_AVAILABLE DATA_:

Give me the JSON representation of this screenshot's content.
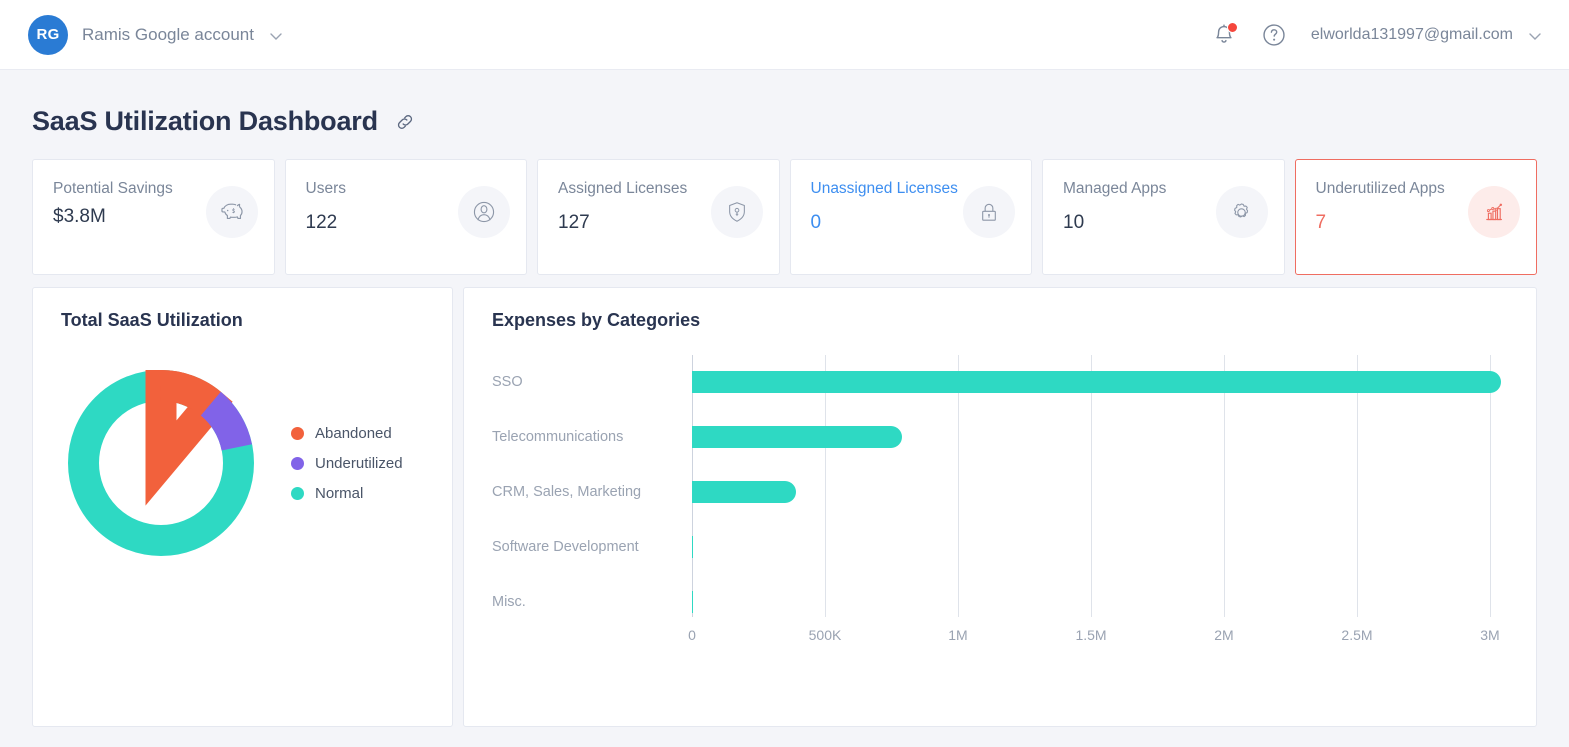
{
  "topbar": {
    "avatar_initials": "RG",
    "account_name": "Ramis Google account",
    "account_chevron": "chevron-down-icon",
    "notifications_icon": "bell-icon",
    "help_icon": "question-circle-icon",
    "email": "elworlda131997@gmail.com",
    "email_chevron": "chevron-down-icon"
  },
  "page": {
    "title": "SaaS Utilization Dashboard",
    "link_icon": "link-icon"
  },
  "kpis": [
    {
      "label": "Potential Savings",
      "value": "$3.8M",
      "icon": "piggy-bank-icon",
      "style": "default",
      "two_line": true
    },
    {
      "label": "Users",
      "value": "122",
      "icon": "user-icon",
      "style": "default",
      "two_line": false
    },
    {
      "label": "Assigned Licenses",
      "value": "127",
      "icon": "shield-key-icon",
      "style": "default",
      "two_line": false
    },
    {
      "label": "Unassigned Licenses",
      "value": "0",
      "icon": "lock-icon",
      "style": "blue",
      "two_line": false
    },
    {
      "label": "Managed Apps",
      "value": "10",
      "icon": "gear-icon",
      "style": "default",
      "two_line": false
    },
    {
      "label": "Underutilized Apps",
      "value": "7",
      "icon": "chart-trend-icon",
      "style": "alert",
      "two_line": false
    }
  ],
  "panels": {
    "left_title": "Total SaaS Utilization",
    "right_title": "Expenses by Categories"
  },
  "colors": {
    "teal": "#2ed9c3",
    "orange": "#f2613c",
    "purple": "#8163e8",
    "alert_red": "#ef6d61",
    "link_blue": "#3d8ef0",
    "avatar_blue": "#2a7bd4",
    "page_bg": "#f4f5f9",
    "title_navy": "#293450"
  },
  "chart_data": [
    {
      "type": "pie",
      "title": "Total SaaS Utilization",
      "variant": "donut",
      "legend_position": "right",
      "labels": [
        "Abandoned",
        "Underutilized",
        "Normal"
      ],
      "values": [
        11.1,
        10.6,
        78.3
      ],
      "colors": [
        "#f2613c",
        "#8163e8",
        "#2ed9c3"
      ],
      "start_angle_deg": 0,
      "inner_radius_ratio": 0.66
    },
    {
      "type": "bar",
      "orientation": "horizontal",
      "title": "Expenses by Categories",
      "categories": [
        "SSO",
        "Telecommunications",
        "CRM, Sales, Marketing",
        "Software Development",
        "Misc."
      ],
      "values": [
        3040000,
        790000,
        390000,
        5000,
        0
      ],
      "series": [
        {
          "name": "Expenses",
          "values": [
            3040000,
            790000,
            390000,
            5000,
            0
          ]
        }
      ],
      "xlabel": "",
      "ylabel": "",
      "xlim": [
        0,
        3200000
      ],
      "tick_values": [
        0,
        500000,
        1000000,
        1500000,
        2000000,
        2500000,
        3000000
      ],
      "tick_labels": [
        "0",
        "500K",
        "1M",
        "1.5M",
        "2M",
        "2.5M",
        "3M"
      ],
      "grid": true,
      "bar_color": "#2ed9c3",
      "legend_position": "none"
    }
  ]
}
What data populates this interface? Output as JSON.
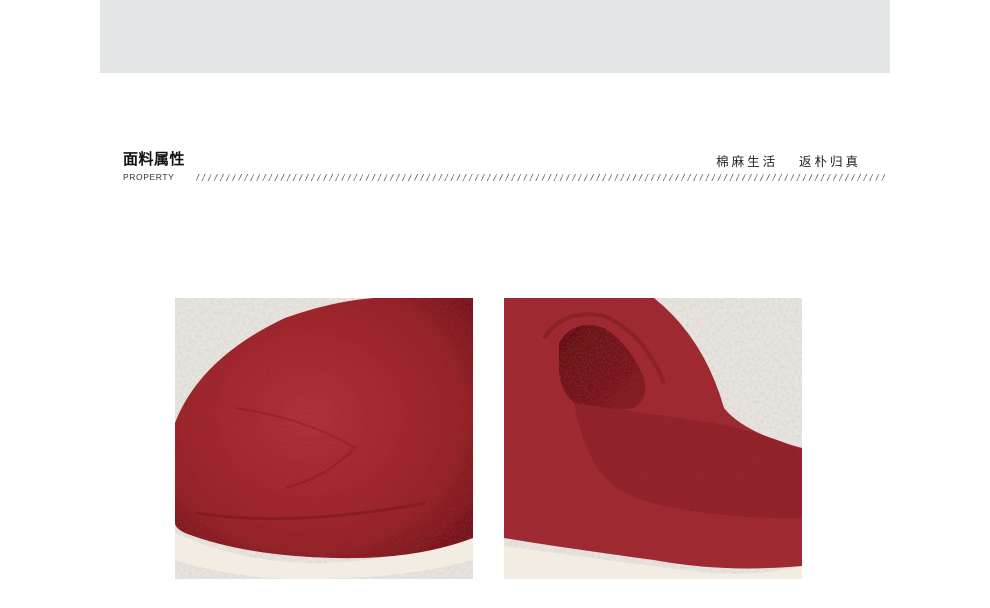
{
  "header": {
    "title_cn": "面料属性",
    "title_en": "PROPERTY",
    "slogan": "棉麻生活   返朴归真"
  },
  "images": [
    {
      "name": "slipper-toe-closeup",
      "subject": "red terry slipper toe close-up",
      "color": "#a32a30"
    },
    {
      "name": "slipper-side-view",
      "subject": "red terry slipper open toe side view",
      "color": "#a32a30"
    }
  ],
  "colors": {
    "top_band": "#e3e6e7",
    "fabric_red": "#a32a30",
    "fabric_dark": "#6e1519",
    "sole_cream": "#f3ece3"
  }
}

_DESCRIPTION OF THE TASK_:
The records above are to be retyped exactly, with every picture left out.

_SOLUTION BELOW_:
Give me the JSON representation of this screenshot's content.
{
  "topbar": {
    "avatar_initials": "RG",
    "account_name": "Ramis Google account",
    "account_chevron": "chevron-down-icon",
    "notifications_icon": "bell-icon",
    "help_icon": "question-circle-icon",
    "email": "elworlda131997@gmail.com",
    "email_chevron": "chevron-down-icon"
  },
  "page": {
    "title": "SaaS Utilization Dashboard",
    "link_icon": "link-icon"
  },
  "kpis": [
    {
      "label": "Potential Savings",
      "value": "$3.8M",
      "icon": "piggy-bank-icon",
      "style": "default",
      "two_line": true
    },
    {
      "label": "Users",
      "value": "122",
      "icon": "user-icon",
      "style": "default",
      "two_line": false
    },
    {
      "label": "Assigned Licenses",
      "value": "127",
      "icon": "shield-key-icon",
      "style": "default",
      "two_line": false
    },
    {
      "label": "Unassigned Licenses",
      "value": "0",
      "icon": "lock-icon",
      "style": "blue",
      "two_line": false
    },
    {
      "label": "Managed Apps",
      "value": "10",
      "icon": "gear-icon",
      "style": "default",
      "two_line": false
    },
    {
      "label": "Underutilized Apps",
      "value": "7",
      "icon": "chart-trend-icon",
      "style": "alert",
      "two_line": false
    }
  ],
  "panels": {
    "left_title": "Total SaaS Utilization",
    "right_title": "Expenses by Categories"
  },
  "colors": {
    "teal": "#2ed9c3",
    "orange": "#f2613c",
    "purple": "#8163e8",
    "alert_red": "#ef6d61",
    "link_blue": "#3d8ef0",
    "avatar_blue": "#2a7bd4",
    "page_bg": "#f4f5f9",
    "title_navy": "#293450"
  },
  "chart_data": [
    {
      "type": "pie",
      "title": "Total SaaS Utilization",
      "variant": "donut",
      "legend_position": "right",
      "labels": [
        "Abandoned",
        "Underutilized",
        "Normal"
      ],
      "values": [
        11.1,
        10.6,
        78.3
      ],
      "colors": [
        "#f2613c",
        "#8163e8",
        "#2ed9c3"
      ],
      "start_angle_deg": 0,
      "inner_radius_ratio": 0.66
    },
    {
      "type": "bar",
      "orientation": "horizontal",
      "title": "Expenses by Categories",
      "categories": [
        "SSO",
        "Telecommunications",
        "CRM, Sales, Marketing",
        "Software Development",
        "Misc."
      ],
      "values": [
        3040000,
        790000,
        390000,
        5000,
        0
      ],
      "series": [
        {
          "name": "Expenses",
          "values": [
            3040000,
            790000,
            390000,
            5000,
            0
          ]
        }
      ],
      "xlabel": "",
      "ylabel": "",
      "xlim": [
        0,
        3200000
      ],
      "tick_values": [
        0,
        500000,
        1000000,
        1500000,
        2000000,
        2500000,
        3000000
      ],
      "tick_labels": [
        "0",
        "500K",
        "1M",
        "1.5M",
        "2M",
        "2.5M",
        "3M"
      ],
      "grid": true,
      "bar_color": "#2ed9c3",
      "legend_position": "none"
    }
  ]
}
What data populates this interface? Output as JSON.
{
  "header": {
    "title_cn": "面料属性",
    "title_en": "PROPERTY",
    "slogan": "棉麻生活   返朴归真"
  },
  "images": [
    {
      "name": "slipper-toe-closeup",
      "subject": "red terry slipper toe close-up",
      "color": "#a32a30"
    },
    {
      "name": "slipper-side-view",
      "subject": "red terry slipper open toe side view",
      "color": "#a32a30"
    }
  ],
  "colors": {
    "top_band": "#e3e6e7",
    "fabric_red": "#a32a30",
    "fabric_dark": "#6e1519",
    "sole_cream": "#f3ece3"
  }
}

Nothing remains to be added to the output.